== LISTED RECORDS ==
——

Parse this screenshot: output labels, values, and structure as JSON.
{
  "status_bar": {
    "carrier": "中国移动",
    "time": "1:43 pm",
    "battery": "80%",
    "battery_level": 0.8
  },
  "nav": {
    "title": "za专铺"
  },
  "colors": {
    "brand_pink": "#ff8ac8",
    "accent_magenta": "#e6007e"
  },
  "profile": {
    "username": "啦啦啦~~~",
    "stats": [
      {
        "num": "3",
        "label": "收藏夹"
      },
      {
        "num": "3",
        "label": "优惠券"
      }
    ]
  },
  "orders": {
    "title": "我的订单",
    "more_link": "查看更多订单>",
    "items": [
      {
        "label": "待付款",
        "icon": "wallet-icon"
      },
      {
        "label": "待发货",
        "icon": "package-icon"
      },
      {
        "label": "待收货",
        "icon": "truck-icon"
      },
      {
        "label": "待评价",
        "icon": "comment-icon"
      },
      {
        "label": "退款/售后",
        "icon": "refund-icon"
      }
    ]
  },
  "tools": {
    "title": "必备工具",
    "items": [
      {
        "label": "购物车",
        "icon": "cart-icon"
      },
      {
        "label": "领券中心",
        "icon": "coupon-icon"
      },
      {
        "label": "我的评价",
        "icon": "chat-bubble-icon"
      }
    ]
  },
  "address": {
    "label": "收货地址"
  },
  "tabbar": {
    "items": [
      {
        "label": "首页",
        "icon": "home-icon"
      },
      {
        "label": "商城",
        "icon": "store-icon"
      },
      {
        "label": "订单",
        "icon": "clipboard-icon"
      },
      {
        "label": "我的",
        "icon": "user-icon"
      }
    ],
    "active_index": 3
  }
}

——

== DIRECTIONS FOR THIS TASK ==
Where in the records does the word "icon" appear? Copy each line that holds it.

== WRITTEN ANSWER ==
        "icon": "wallet-icon"
        "icon": "package-icon"
        "icon": "truck-icon"
        "icon": "comment-icon"
        "icon": "refund-icon"
        "icon": "cart-icon"
        "icon": "coupon-icon"
        "icon": "chat-bubble-icon"
        "icon": "home-icon"
        "icon": "store-icon"
        "icon": "clipboard-icon"
        "icon": "user-icon"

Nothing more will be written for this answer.